JF Ptak Science Books Quick Post
Evidently M. Vaudoyer was a very early proponent of the spherical house, though (at least outside of architectural circles) his name is not nearly well known as Etienne Boulle, though perhaps if there was a movie1 constantly invoking a godlike reverence to his name he might be better known. The images below come from his time in Rome at the French Academy, and are his designs for a "maison d'un cosmopolite"--it was a grand home and a temple it seems rolled into one unit, a celebration of design and universal knowledge displayed in the sense of the world, the building itself a globe with a girdle of constellations. Boullee was very slightly earlier it seems (1784 compared to Vaudoyer's not-yet-published pen-and-ink drawings of 1785), and bigger, and in general just far more grand, with his Cenotaph for Newton, which was an impressive (and massive at 500' tall) and spectacular designs. In any event Vaudoyer was certainly encompassing a real visionary sense of architecture, which was an impressive thing to see here at the end of the 18th century.
[Vaudoyer engravings all from C.P. Landon, Annales du Musee, volume 2, 1815.]
Here's a bit on Vaudoyer from The Oxford Dictionary of Architecture (2015):
"Vaudoyer, Antoine-Laurent-Thomas (1756–1846) French architect, pupil of A.-F.Peyre, his early unexecuted designs demonstrated a concern for stereometrical purity that was a feature of late-C18 French Neo-Classicism, perhaps influenced by Boullée and anticipating works by Ledoux. With L.-P.Baltard and J.-D.Leroy he founded (1793) a School of Architecture that became the École des Beaux-Arts. He was an influential teacher, and began (1838) the conversion of the Priory of St-Martin-des-Champs, Paris, into theConservatoire des Arts et Métiers. With Baltard et al. he published designs for the Grands Prix (1806–34), and he himself published much."--The Oxford Dictionary of Architecture, 3rd edition, edited by James Curl and Susan Wilson.

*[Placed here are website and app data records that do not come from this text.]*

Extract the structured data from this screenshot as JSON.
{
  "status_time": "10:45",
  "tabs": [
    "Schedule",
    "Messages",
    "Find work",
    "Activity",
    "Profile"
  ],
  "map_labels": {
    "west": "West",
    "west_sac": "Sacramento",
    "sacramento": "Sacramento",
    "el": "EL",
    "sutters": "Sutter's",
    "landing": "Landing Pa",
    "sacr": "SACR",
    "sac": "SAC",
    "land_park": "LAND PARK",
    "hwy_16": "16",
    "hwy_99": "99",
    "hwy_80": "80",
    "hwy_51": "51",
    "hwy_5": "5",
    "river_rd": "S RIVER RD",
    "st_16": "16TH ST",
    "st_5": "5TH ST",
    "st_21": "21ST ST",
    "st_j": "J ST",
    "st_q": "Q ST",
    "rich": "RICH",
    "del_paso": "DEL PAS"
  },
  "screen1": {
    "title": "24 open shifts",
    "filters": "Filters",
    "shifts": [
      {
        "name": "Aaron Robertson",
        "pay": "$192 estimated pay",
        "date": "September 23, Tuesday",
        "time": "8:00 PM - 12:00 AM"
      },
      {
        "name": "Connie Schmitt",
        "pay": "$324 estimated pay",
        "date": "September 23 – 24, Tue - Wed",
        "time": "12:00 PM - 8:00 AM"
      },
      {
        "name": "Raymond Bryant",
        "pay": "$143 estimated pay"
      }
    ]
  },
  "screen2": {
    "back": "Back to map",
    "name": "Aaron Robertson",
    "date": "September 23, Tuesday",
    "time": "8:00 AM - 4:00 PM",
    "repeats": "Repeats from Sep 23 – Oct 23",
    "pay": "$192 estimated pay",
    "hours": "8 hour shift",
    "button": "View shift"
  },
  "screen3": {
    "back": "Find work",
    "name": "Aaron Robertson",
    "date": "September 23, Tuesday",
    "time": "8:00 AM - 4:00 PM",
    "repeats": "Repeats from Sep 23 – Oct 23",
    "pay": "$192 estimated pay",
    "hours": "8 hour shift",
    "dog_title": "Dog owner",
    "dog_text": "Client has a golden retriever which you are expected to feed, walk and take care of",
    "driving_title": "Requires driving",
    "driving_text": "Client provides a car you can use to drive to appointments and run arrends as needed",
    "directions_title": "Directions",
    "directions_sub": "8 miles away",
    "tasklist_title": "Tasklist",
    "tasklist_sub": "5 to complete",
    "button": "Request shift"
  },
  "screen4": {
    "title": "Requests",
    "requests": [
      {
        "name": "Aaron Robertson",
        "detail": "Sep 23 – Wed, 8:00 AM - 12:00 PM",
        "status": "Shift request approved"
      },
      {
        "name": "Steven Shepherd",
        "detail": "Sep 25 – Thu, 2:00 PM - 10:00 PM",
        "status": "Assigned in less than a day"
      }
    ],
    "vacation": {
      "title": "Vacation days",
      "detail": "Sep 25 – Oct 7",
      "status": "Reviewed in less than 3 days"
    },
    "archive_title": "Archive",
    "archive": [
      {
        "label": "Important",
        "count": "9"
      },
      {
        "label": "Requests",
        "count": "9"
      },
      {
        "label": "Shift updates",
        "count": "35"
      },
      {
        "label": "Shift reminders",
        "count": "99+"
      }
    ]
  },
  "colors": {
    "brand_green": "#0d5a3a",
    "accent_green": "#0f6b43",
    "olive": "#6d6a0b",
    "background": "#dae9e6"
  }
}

1. Peter Greenaway's very pretty if not occasionally trying Belly of an Architect, with music by Wim Mertens, which is worth the price of admission all on its own.
A small sketch study in pencil, ink and wash, dating from the elder Vaudoyer's time at the French Academy in Rome, for his 'maison d'un cosmopolite': a vision of a domestic temple to universal knowledge that began to circolate widely in print and drawn form from 1785 and was ingrained in the architectural discourse for much of the early 19th century.

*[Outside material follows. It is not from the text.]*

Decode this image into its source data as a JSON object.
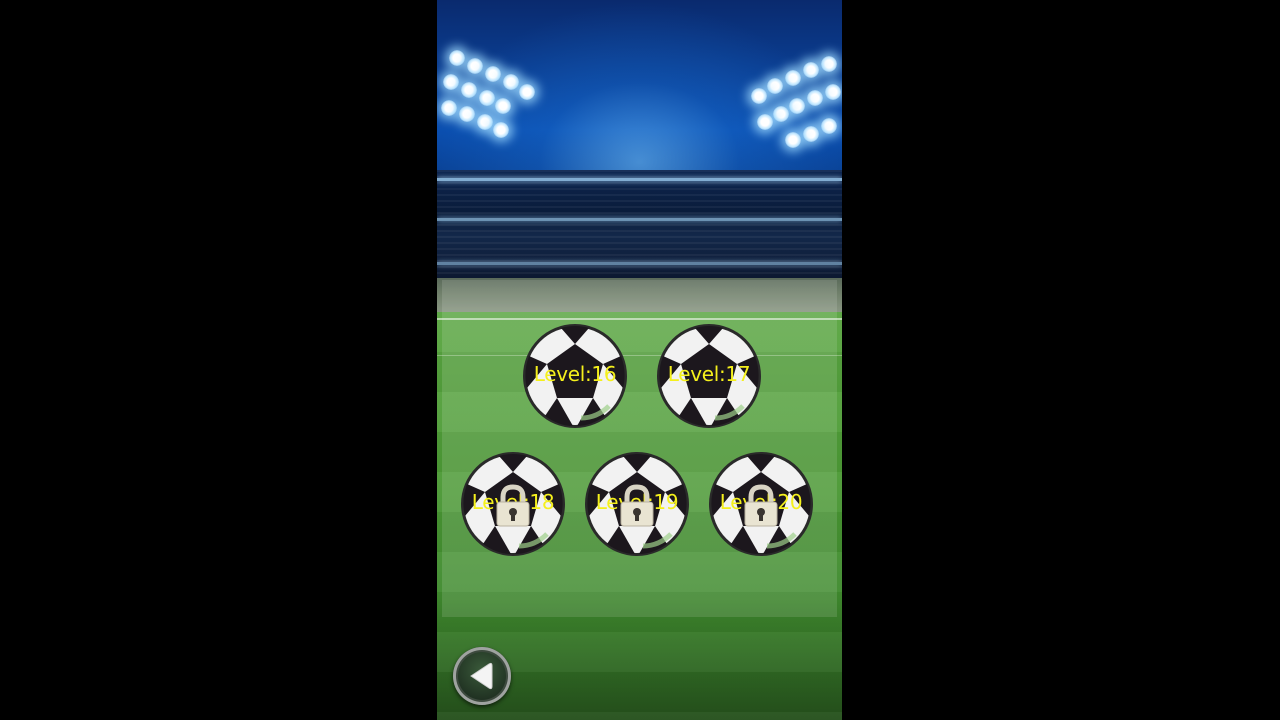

Tandoyer's was the best known and perhaps earliest of many late Enlightenment speculations on spherical dwellings and memorials that might capture an entire cosmos of natural BCience. Vaudoyer lays astronomical and astrological features on its outer surfaces, and organises the interior spaces to capture not just the range of human knowledge, but the varieties of mood, sense and feeling that mark our universal condition.